The lease area of the 50 million tons per annum (MTPA) Siarmal open-cast mining project is spread over a massive area of 2,290.45 hectares, including approximately 349.71 hectares of forest land. Nearly 1382.41 hectares of the mining lease area comprises agricultural land, while another 44.97 hectares is under village settlements.

The Rs 3,800-crore project involves the displacement of 2,427 affected families from across the villages of Siarmal, Jhupuranga, Tumulia, Ratansara, Gopalpur and Kulda in the Hemgir tehsil of Sundargarh. However, it has been alleged that other than the final settlement of compensation, issues pertaining to the resettlement and rehabilitation of project-displaced families have also not been finalised.

Local leaders from amongst the project-affected communities informed NewsClick that there had been written assurances regarding the selection of sites for the development of Resettlement & Rehabilitation (R&R) colonies for project-displaced families of Tumulia and Jhupuranga villages. But these sites have not been finalised yet.

The project-displaced families of Gopalpur had demanded a site in Sarangijharia to develop their R&R colony. Though the site has been finalised in Sarangijharia, no construction of houses has taken place so far. Consequently, the process of resettlement of project-displaced families of Gopalpur has not begun.

However, the MCL has a different tale to share. “Compensation has been cleared in all villages except for Tumulia, where a process is underway at present to solve the outstanding issues. Locals resorted to violence and damaged government vehicles on the day the groundbreaking ceremony was to take place,” an MCL spokesperson told NewsClick.

Reportedly, a site has been finalised in Chhatenpali village to develop an R&R colony for project-displaced families of Siarmal village. Construction activities have barely commenced at the site in Chhatenpali. Disputes are pending with the MCL regarding the employment of eligible members from project-affected families of Siarmal in accordance with the R&R package designed for the village. Further, a certain number of houses have been completely blacklisted by the project proponent, thereby making them ineligible for compensation and jobs. This dispute is also yet to be resolved.

“A number of outsiders have settled in these villages over the course of time. They are also demanding compensation and resettlement in line with the original landowners. The state government has finalised compensation and R&R packages in accordance with recommendations of the Claims Committee appointed by the Supreme Court. In times to come, the force will be utilised to reopen the mining operations if agitating locals do not budge from their demands,” a senior official of Sundargarh district administration told the NewsClick.

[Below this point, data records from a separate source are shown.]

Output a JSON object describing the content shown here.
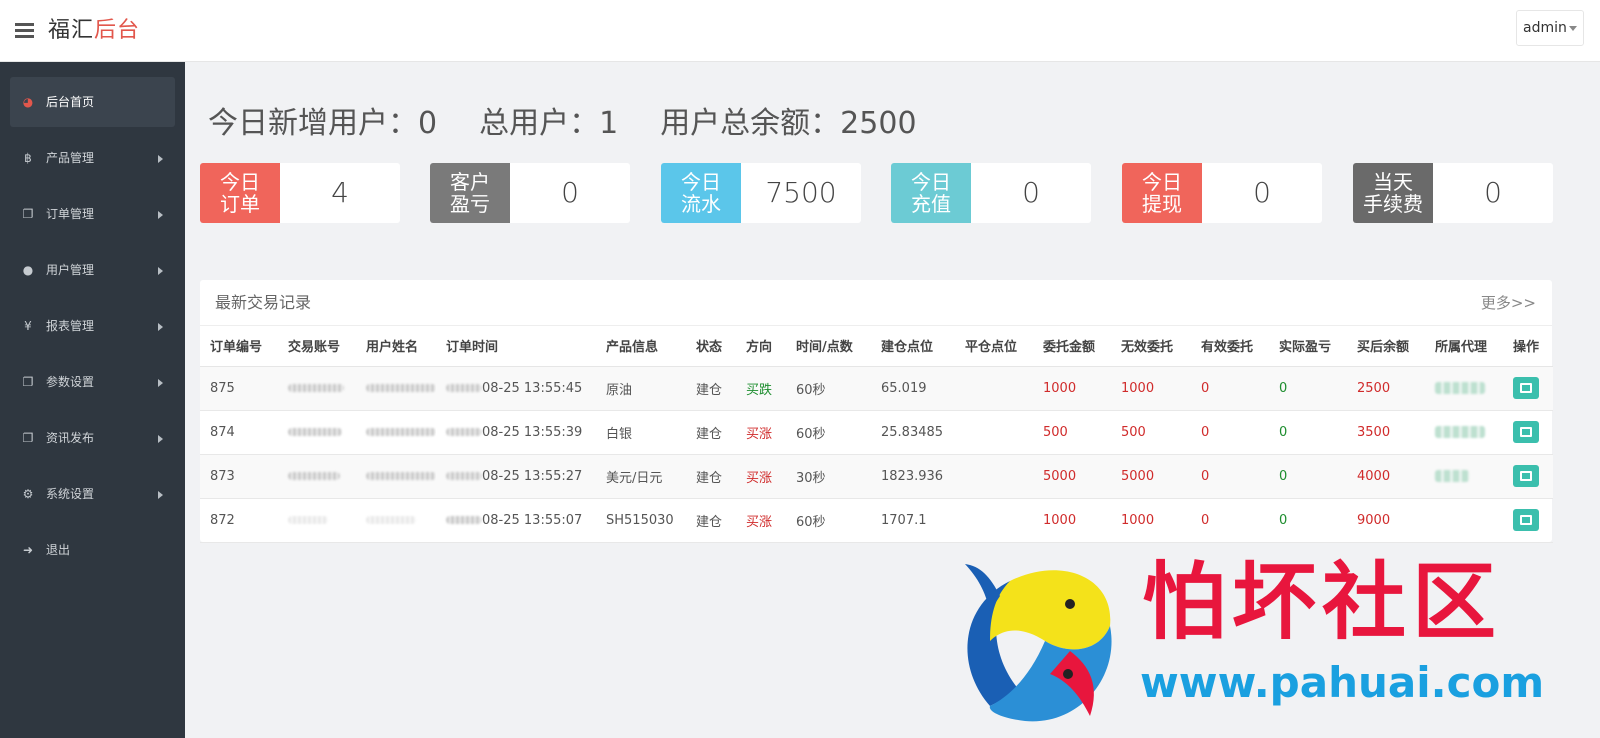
{
  "header": {
    "brand_black": "福汇",
    "brand_red": "后台",
    "user": "admin"
  },
  "sidebar": {
    "items": [
      {
        "label": "后台首页",
        "icon": "dashboard-icon",
        "active": true
      },
      {
        "label": "产品管理",
        "icon": "bitcoin-icon"
      },
      {
        "label": "订单管理",
        "icon": "copy-icon"
      },
      {
        "label": "用户管理",
        "icon": "user-icon"
      },
      {
        "label": "报表管理",
        "icon": "yen-icon"
      },
      {
        "label": "参数设置",
        "icon": "copy-icon"
      },
      {
        "label": "资讯发布",
        "icon": "copy-icon"
      },
      {
        "label": "系统设置",
        "icon": "gears-icon"
      },
      {
        "label": "退出",
        "icon": "sign-out-icon"
      }
    ]
  },
  "summary": {
    "new_users": "今日新增用户：0",
    "total_users": "总用户：1",
    "total_balance": "用户总余额：2500"
  },
  "stats": [
    {
      "l1": "今日",
      "l2": "订单",
      "value": "4",
      "color": "#f0655b"
    },
    {
      "l1": "客户",
      "l2": "盈亏",
      "value": "0",
      "color": "#7a7a7a"
    },
    {
      "l1": "今日",
      "l2": "流水",
      "value": "7500",
      "color": "#5bc6ea"
    },
    {
      "l1": "今日",
      "l2": "充值",
      "value": "0",
      "color": "#6ccbd4"
    },
    {
      "l1": "今日",
      "l2": "提现",
      "value": "0",
      "color": "#f0655b"
    },
    {
      "l1": "当天",
      "l2": "手续费",
      "value": "0",
      "color": "#6a6a6a"
    }
  ],
  "panel": {
    "title": "最新交易记录",
    "more": "更多>>"
  },
  "table": {
    "headers": [
      "订单编号",
      "交易账号",
      "用户姓名",
      "订单时间",
      "产品信息",
      "状态",
      "方向",
      "时间/点数",
      "建仓点位",
      "平仓点位",
      "委托金额",
      "无效委托",
      "有效委托",
      "实际盈亏",
      "买后余额",
      "所属代理",
      "操作"
    ],
    "rows": [
      {
        "id": "875",
        "time": "08-25 13:55:45",
        "product": "原油",
        "status": "建仓",
        "direction": "买跌",
        "dir_color": "green",
        "duration": "60秒",
        "open": "65.019",
        "close": "",
        "amount": "1000",
        "invalid": "1000",
        "valid": "0",
        "pnl": "0",
        "balance": "2500"
      },
      {
        "id": "874",
        "time": "08-25 13:55:39",
        "product": "白银",
        "status": "建仓",
        "direction": "买涨",
        "dir_color": "red",
        "duration": "60秒",
        "open": "25.83485",
        "close": "",
        "amount": "500",
        "invalid": "500",
        "valid": "0",
        "pnl": "0",
        "balance": "3500"
      },
      {
        "id": "873",
        "time": "08-25 13:55:27",
        "product": "美元/日元",
        "status": "建仓",
        "direction": "买涨",
        "dir_color": "red",
        "duration": "30秒",
        "open": "1823.936",
        "close": "",
        "amount": "5000",
        "invalid": "5000",
        "valid": "0",
        "pnl": "0",
        "balance": "4000"
      },
      {
        "id": "872",
        "time": "08-25 13:55:07",
        "product": "SH515030",
        "status": "建仓",
        "direction": "买涨",
        "dir_color": "red",
        "duration": "60秒",
        "open": "1707.1",
        "close": "",
        "amount": "1000",
        "invalid": "1000",
        "valid": "0",
        "pnl": "0",
        "balance": "9000"
      }
    ]
  },
  "watermark": {
    "text": "怕坏社区",
    "url": "www.pahuai.com"
  }
}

On the other hand, local communities affected by the 2.6 MTPA Jamkhani coal mining project have also demanded higher compensation and a better rehabilitation package from the state government. Approximately 847 hectares of land – including 552.32 hectares of private land – had been taken over for the mining project using the colonial Land Acquisition Act 1894 and handed over to another business conglomerate, Bhushan Power & Steel Limited (BSPL), much before the enactment of the LARR Act, 2013.

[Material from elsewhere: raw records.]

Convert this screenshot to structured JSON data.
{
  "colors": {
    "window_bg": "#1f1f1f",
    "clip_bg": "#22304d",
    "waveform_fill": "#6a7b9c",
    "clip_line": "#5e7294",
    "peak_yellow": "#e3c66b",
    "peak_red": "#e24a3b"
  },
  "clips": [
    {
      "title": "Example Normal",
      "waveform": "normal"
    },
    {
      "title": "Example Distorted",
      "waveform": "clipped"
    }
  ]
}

But mining activities never commenced within five years of the land takeover. Therefore, local communities demanded its return to legal landowners in accordance with provisions of the LARR Act, 2013. The coal block was later allocated to Vedanta Group nearly six years after the Supreme Court cancelled its earlier allocation to BSPL.

“Our land was taken over, but mining activities never commenced upon it for many years. We were left without farming, and neither was any job forthcoming as the project did not take off in a timely manner. The government should determine interest on outstanding compensation amounts from 2008 onwards. We have also demanded additional compensation per each hectare of land acquired. Besides, project-displaced families are not willing to shift to the site at present finalised for the R&R colony. We have demanded a separate site for the colony,” said Niranjan Bhoi of the Jamkhani Coal Block Bisthapit Sangha, a group of project-displaced families.

When contacted, Vedanta Group refused to issue any comment at present on the matter pertaining to its Jamkhani coal mining project.